This PEER Science project is designed to develop a model for how such an energy system could be designed and implemented. Dr. Sagredo and his team will place remote sensors at regular intervals along the sea bed to gather data to create an Ocean Temperature Profile from the city of Puerto Plata extending eight miles north until a depth of 1,000 meters is reached. The data collected will provide input to the design of a pipe along the sea floor that would extract the cold bearing water to the surface at Puerto Plata to provide a cold-water supply for air conditioning. Besides designing the pipe, the researchers will also study potential environmental impacts of their system, as well as optimization of the energy that would be needed to pump the seawater. Once their designs and models are complete, they will share their findings with local stakeholders, including hotel operators and entrepreneurs who might be interested in supporting implementation of the system after the PEER Science project is complete.
Summary of Recent Activities

The third quarter of 2014 focused primarily on the offshore gathering of data by Dr. Sagredo and his team. The temperature and pressure data, collected from two distinct axes, will be critical to the project’s success and the team received the excellent results that they expected. The team is also developing a 3D printed prototype Rankine cycle that will give them the experience of running and managing a halogenated cycle, which will power the main extracting pump. Other aspects of the project that are being designed and built are the shore side pump house and a 1600kW turbine.

During this time, Dr. Sagredo and his team also promoted the research project and its potential at two separate events. On August 4, the team was a guest on Sabios en la Z, one of the most popular radio stations in the Dominican Republic, and discussed the possibilities that can result from their PEER-funded project. The local newspaper in the City of Puerto Plaza, EI Faro, also published an article about the team. On September 26, the team presented their project to 96 alumni of the Instituto Tecnologico de Monterrey of Mexico. This is a prominent group that only invites presenters whose work is of great importance to the Dominican people.

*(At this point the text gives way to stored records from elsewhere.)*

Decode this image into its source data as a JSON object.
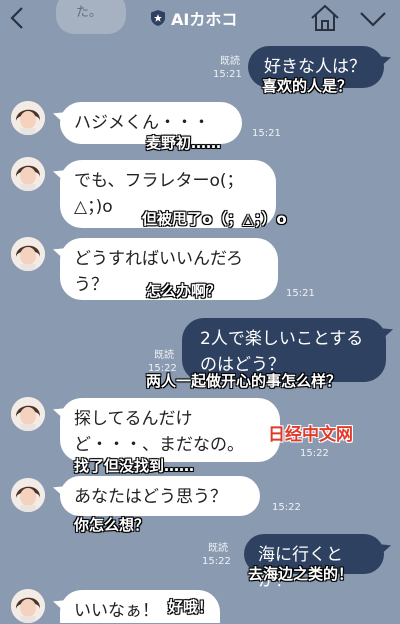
{
  "header": {
    "title": "AIカホコ",
    "prev_preview": "た。"
  },
  "messages": [
    {
      "dir": "out",
      "text": "好きな人は？",
      "read": "既読",
      "time": "15:21",
      "sub": "喜欢的人是？"
    },
    {
      "dir": "in",
      "lines": [
        "ハジメくん・・・"
      ],
      "time": "15:21",
      "sub": "麦野初……"
    },
    {
      "dir": "in",
      "lines": [
        "でも、フラレターo(；",
        "△；)o"
      ],
      "time": "",
      "sub": "但被甩了o（；△；）o"
    },
    {
      "dir": "in",
      "lines": [
        "どうすればいいんだろ",
        "う？"
      ],
      "time": "15:21",
      "sub": "怎么办啊？"
    },
    {
      "dir": "out",
      "lines": [
        "2人で楽しいことする",
        "のはどう？"
      ],
      "read": "既読",
      "time": "15:22",
      "sub": "两人一起做开心的事怎么样？"
    },
    {
      "dir": "in",
      "lines": [
        "探してるんだけ",
        "ど・・・、まだなの。"
      ],
      "time": "15:22",
      "sub": "找了但没找到……"
    },
    {
      "dir": "in",
      "lines": [
        "あなたはどう思う？"
      ],
      "time": "15:22",
      "sub": "你怎么想？"
    },
    {
      "dir": "out",
      "lines": [
        "海に行くとか！"
      ],
      "read": "既読",
      "time": "15:22",
      "sub": "去海边之类的！"
    },
    {
      "dir": "in",
      "lines": [
        "いいなぁ！"
      ],
      "time": "",
      "sub": "好哦！"
    }
  ],
  "watermark": "日经中文网",
  "colors": {
    "background": "#8a9ab0",
    "outgoing": "#2e4160",
    "incoming": "#ffffff"
  }
}
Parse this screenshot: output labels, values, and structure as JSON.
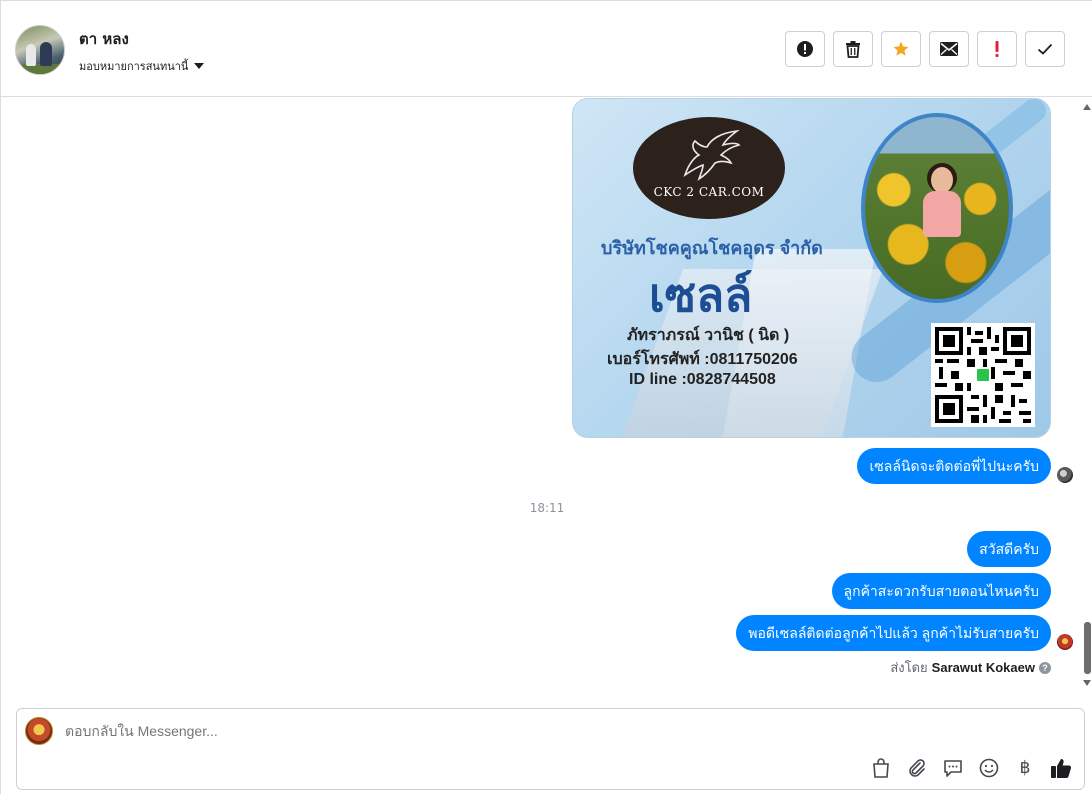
{
  "header": {
    "contact_name": "ตา หลง",
    "assign_label": "มอบหมายการสนทนานี้",
    "actions": [
      {
        "icon": "exclamation-circle-icon"
      },
      {
        "icon": "trash-icon"
      },
      {
        "icon": "star-icon",
        "color": "#f5a623"
      },
      {
        "icon": "envelope-icon"
      },
      {
        "icon": "exclamation-icon",
        "color": "#e41e3f"
      },
      {
        "icon": "check-icon"
      }
    ]
  },
  "card": {
    "logo_text": "CKC 2 CAR.COM",
    "company": "บริษัทโชคคูณโชคอุดร จำกัด",
    "role": "เซลล์",
    "person_name": "ภัทราภรณ์  วานิช ( นิด )",
    "phone": "เบอร์โทรศัพท์ :0811750206",
    "line_id": "ID line :0828744508"
  },
  "messages": [
    {
      "text": "เซลล์นิดจะติดต่อพี่ไปนะครับ"
    },
    {
      "text": "สวัสดีครับ"
    },
    {
      "text": "ลูกค้าสะดวกรับสายตอนไหนครับ"
    },
    {
      "text": "พอดีเซลล์ติดต่อลูกค้าไปแล้ว ลูกค้าไม่รับสายครับ"
    }
  ],
  "timestamp": "18:11",
  "sent_by": {
    "prefix": "ส่งโดย",
    "name": "Sarawut Kokaew"
  },
  "composer": {
    "placeholder": "ตอบกลับใน Messenger...",
    "tools": [
      "bag-icon",
      "paperclip-icon",
      "quick-reply-icon",
      "emoji-icon",
      "baht-icon",
      "thumbs-up-icon"
    ],
    "baht_symbol": "฿"
  },
  "colors": {
    "bubble": "#0084ff",
    "accent_star": "#f5a623",
    "accent_red": "#e41e3f"
  }
}
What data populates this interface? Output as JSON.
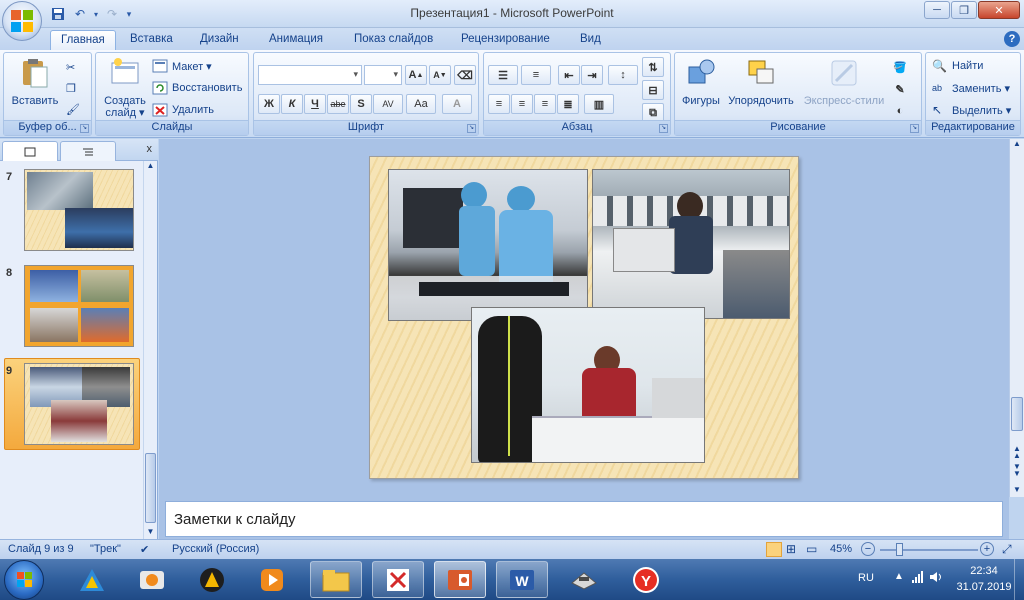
{
  "window": {
    "title": "Презентация1 - Microsoft PowerPoint",
    "controls": [
      "─",
      "❐",
      "✕"
    ]
  },
  "tabs": [
    "Главная",
    "Вставка",
    "Дизайн",
    "Анимация",
    "Показ слайдов",
    "Рецензирование",
    "Вид"
  ],
  "ribbon": {
    "clipboard": {
      "label": "Буфер об...",
      "paste": "Вставить"
    },
    "slides": {
      "label": "Слайды",
      "new_slide": "Создать слайд ▾",
      "layout": "Макет ▾",
      "reset": "Восстановить",
      "delete": "Удалить"
    },
    "font": {
      "label": "Шрифт",
      "bold": "Ж",
      "italic": "К",
      "underline": "Ч",
      "strike": "abe",
      "shadow": "S",
      "spacing": "AV",
      "case": "Aa",
      "color": "A"
    },
    "paragraph": {
      "label": "Абзац"
    },
    "drawing": {
      "label": "Рисование",
      "shapes": "Фигуры",
      "arrange": "Упорядочить",
      "quick_styles": "Экспресс-стили"
    },
    "editing": {
      "label": "Редактирование",
      "find": "Найти",
      "replace": "Заменить ▾",
      "select": "Выделить ▾"
    }
  },
  "thumbnails": [
    {
      "number": "7"
    },
    {
      "number": "8"
    },
    {
      "number": "9",
      "selected": true
    }
  ],
  "notes": {
    "placeholder": "Заметки к слайду"
  },
  "status": {
    "slide": "Слайд 9 из 9",
    "theme": "\"Трек\"",
    "language": "Русский (Россия)",
    "zoom": "45%"
  },
  "taskbar": {
    "lang": "RU",
    "time": "22:34",
    "date": "31.07.2019"
  },
  "colors": {
    "ribbon_text": "#15428b",
    "accent_orange": "#f4a93d",
    "slide_bg": "#f6e4b6"
  }
}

The next three months will see the continuing collection of data via six boat trips. The team plans to reach out to potential investors in Puerto Plaza as the idea has support from some stakeholders, but will need more to make their research commercially viable for local hotels. The team will also begin preparations for future technical visits to the Makei Corporation in Hawaii and the Bora Bora Intercontinental Hotel to observe the operations of successful SWAC systems.
Back to PEER Cycle 2 Grant Recipients